CRITICAL BLIND SPOT
It’s a cliche to say that independent films are “critic-driven,” that they rely on good reviews to combat Hollywood-size P&A budgets and succeed in the marketplace. And while Filmmaker doesn’t run reviews per se, it’s true that a kind of “critical sensibility” informs our editorial decisions. At the same time, we do try to cover what’s going on in the independent scene, so that sometimes means that a film we’re not crazy about shows up in our pages.
But I, Filmmaker, and most every other member of the so-called critical establishment have missed the boat entirely on a trio of recent indie-film successes, making me wonder whether “thumbs up” from the reviewers should automatically be considered an indicator of success in the indie arena. Woman, Thou Art Loosed (Magnolia Pictures, $7 million domestic gross), What the #$*! Do We Know!? (Roadside Attractions, gross $11 million), and now Tyler Perry’s Diary of a Mad Black Woman (Lions Gate, gross-to-date $29 million) are three are niche-market pictures that survived generally poor reviews to become big hits. Directed by little-known filmmakers, the pictures connected with audiences unserved by Hollywood as well as the supposedly alternative independent scene.
Variety has an article about the Diary… phenom quoting William Morris agent Charles King:
“‘Some people are still clueless,’ Perry’s agent, Charles King of the William Morris Agency, said Feb. 28, when the calls starting rolling in. ‘People keep calling, saying, ‘Who is he? I want to see his movie.’
Many callers were execs who just three weeks ago were dismissive when King brought up the subject of Perry.
Yet in fickle Hollywood, today Perry is mentioned in the same breath as Mel Gibson, Michael Moore and the filmmakers behind The Blair Witch Project — i.e., producers of unusual films that, against all expectations, hit it big.”
Variety goes on to quote Perry: “I’ve never set out to write anything for critics or to cross-over.”
Of course, the recent precursor of this new trend — films emerging from a mainstream critical blindspot — was My Big Fat Greek Wedding but, ironically, the sheer magnitude of that film’s success allowed the press to categorize it as a pop-cult phenomenon and not a film. But with each weekend bringing on a new “came from nowhere” sensation, at least one reviewer is beginning to interrogate his own critical prejudices.

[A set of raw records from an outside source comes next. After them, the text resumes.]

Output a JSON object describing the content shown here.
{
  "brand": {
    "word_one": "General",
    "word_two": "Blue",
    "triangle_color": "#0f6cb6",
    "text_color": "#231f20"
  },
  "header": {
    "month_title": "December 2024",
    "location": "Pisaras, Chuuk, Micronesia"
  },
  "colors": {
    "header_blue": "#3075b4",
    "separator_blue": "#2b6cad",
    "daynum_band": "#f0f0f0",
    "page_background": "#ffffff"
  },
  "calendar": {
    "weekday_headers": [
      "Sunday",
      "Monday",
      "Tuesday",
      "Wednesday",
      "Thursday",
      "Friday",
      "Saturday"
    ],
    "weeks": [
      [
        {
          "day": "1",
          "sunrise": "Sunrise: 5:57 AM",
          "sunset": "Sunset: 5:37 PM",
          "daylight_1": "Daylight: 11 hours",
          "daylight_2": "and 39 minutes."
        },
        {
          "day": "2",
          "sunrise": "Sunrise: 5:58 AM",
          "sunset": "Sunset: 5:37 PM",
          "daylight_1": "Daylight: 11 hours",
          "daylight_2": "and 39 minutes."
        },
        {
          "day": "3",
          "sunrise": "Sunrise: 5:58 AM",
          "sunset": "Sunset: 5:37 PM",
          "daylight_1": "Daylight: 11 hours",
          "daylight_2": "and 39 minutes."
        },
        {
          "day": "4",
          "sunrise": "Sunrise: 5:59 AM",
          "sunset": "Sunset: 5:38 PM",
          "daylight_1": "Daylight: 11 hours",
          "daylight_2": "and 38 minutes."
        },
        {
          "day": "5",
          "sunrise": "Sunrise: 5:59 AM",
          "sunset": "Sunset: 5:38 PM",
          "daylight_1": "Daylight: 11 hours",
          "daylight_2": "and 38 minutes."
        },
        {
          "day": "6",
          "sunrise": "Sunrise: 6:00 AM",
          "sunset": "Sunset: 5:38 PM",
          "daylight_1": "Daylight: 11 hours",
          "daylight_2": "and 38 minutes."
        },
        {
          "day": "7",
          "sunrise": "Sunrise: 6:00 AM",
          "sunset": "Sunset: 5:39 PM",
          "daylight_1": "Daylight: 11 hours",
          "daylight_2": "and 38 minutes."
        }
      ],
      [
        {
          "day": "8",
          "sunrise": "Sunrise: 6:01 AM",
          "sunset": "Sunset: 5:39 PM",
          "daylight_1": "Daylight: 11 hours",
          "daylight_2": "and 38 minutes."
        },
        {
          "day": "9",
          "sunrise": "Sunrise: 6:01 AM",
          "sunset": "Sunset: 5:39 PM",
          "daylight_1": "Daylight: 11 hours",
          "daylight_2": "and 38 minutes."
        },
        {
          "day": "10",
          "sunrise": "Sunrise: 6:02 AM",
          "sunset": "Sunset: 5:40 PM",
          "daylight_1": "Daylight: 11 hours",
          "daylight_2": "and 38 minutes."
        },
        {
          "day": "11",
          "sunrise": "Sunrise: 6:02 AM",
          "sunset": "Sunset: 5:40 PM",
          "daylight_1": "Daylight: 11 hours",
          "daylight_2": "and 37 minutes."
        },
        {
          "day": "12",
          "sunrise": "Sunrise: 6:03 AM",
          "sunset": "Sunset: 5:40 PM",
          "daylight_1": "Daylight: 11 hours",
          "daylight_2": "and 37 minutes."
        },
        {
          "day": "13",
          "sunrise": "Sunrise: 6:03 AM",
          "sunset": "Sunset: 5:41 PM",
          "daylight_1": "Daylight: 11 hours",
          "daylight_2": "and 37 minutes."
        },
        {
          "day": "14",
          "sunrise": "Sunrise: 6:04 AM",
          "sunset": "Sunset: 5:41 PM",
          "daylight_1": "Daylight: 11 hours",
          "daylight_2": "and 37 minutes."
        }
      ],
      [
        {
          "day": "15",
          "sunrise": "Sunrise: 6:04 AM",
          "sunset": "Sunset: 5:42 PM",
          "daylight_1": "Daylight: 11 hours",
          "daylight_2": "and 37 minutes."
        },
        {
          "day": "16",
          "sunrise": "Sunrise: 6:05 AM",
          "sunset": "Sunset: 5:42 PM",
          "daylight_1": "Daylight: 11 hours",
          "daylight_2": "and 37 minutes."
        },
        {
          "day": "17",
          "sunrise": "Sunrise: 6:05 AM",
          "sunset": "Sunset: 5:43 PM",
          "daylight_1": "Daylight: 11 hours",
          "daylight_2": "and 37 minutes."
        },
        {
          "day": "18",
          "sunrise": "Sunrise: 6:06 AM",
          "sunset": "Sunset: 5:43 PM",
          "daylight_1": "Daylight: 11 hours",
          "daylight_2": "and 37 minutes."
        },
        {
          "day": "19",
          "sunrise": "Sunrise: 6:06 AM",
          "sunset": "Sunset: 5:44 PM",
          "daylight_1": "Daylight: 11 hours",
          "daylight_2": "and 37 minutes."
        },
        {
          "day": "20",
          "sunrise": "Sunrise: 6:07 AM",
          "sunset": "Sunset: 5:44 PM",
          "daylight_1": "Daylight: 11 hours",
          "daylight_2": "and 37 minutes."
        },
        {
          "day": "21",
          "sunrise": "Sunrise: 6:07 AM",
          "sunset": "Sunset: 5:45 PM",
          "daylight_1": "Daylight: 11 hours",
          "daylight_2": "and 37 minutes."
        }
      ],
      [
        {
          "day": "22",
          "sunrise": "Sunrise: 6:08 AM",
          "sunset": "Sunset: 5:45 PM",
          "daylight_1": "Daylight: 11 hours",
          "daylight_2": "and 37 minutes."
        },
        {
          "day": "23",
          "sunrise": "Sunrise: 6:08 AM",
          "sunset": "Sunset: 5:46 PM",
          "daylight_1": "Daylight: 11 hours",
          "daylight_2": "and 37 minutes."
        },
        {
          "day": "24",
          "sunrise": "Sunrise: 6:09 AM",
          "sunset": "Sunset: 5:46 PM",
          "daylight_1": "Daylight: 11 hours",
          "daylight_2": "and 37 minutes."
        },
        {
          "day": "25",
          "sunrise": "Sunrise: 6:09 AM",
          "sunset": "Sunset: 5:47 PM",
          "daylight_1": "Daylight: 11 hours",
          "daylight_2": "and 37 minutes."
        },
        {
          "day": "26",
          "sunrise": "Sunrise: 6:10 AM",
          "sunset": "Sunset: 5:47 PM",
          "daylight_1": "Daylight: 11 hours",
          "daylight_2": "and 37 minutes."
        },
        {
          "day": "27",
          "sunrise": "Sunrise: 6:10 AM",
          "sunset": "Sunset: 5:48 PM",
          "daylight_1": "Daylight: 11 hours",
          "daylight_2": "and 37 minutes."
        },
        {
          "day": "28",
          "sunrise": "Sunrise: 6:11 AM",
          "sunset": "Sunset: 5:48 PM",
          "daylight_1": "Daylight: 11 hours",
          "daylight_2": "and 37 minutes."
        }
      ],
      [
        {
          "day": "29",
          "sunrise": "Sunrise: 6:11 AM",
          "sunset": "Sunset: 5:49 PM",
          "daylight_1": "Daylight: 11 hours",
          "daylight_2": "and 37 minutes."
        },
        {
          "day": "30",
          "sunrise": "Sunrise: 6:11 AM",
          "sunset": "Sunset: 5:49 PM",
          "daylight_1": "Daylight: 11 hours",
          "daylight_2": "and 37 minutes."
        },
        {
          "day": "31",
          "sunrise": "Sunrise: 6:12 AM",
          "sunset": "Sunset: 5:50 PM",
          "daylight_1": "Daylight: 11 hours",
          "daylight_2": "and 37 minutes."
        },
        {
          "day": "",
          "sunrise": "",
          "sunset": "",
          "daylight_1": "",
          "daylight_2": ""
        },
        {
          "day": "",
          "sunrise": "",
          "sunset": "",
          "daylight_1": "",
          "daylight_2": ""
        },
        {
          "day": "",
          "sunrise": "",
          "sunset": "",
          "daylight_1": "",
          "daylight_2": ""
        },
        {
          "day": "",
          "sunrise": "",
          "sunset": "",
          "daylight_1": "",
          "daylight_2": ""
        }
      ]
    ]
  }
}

Revisiting Diary of a Mad Black Woman after receiving volumes of angry mail following his negative review, Roger Ebert doesn’t change his opinion (“I’ve been reviewing movies for a long time, and I can’t think of one that more dramatically shoots itself in the foot”) but he does try to move beyond the charges of his critics (most of whom say something like “White people don’t get it”) to the aesthetic issues that guided his opinion.
“But the outpouring of dissent about Diary has me thinking in another direction. The assumption beneath my review was that a movie should discover the correct tone for its material, and stick to it. I was grabbed at the outset by the plight of the Kimberley Elise character, was moved by her despair, was touched by the character of her mother, played by Cecily Tyson, and I recoiled every time Madea came charging in like a train wreck.
“Yet the most successful film industry on earth, India’s Bollywood, deliberately mixes genres. ‘You get everything in one film,’ my Mumbai friend Uma de Cuhna told me. Diary of a Mad Black Woman provides melodrama, romance, scandal, the escapism of a lavish lifestyle, a message of forgiveness, and the larger-than-life Madea, whose pot-smoking doesn’t seem to bother the Christian church audiences who make up a large part of Perry’s fan base.
“It’s not supposed to be all of a piece, told with a consistent tone. It’s more like a variety show. And Madea is no more supposed to be a ‘real’ African-American grandmother than Dame Edna Everage is supposed to be a ‘real’ Australian housewife.
“Okay, I get it. I refuse to accept the theory that I am racist because I disliked the film (many of the Yahoo messages attack the notion that racism belongs in the discussion). But I do realize that Tyler Perry is under the radar of the white-dominated media…”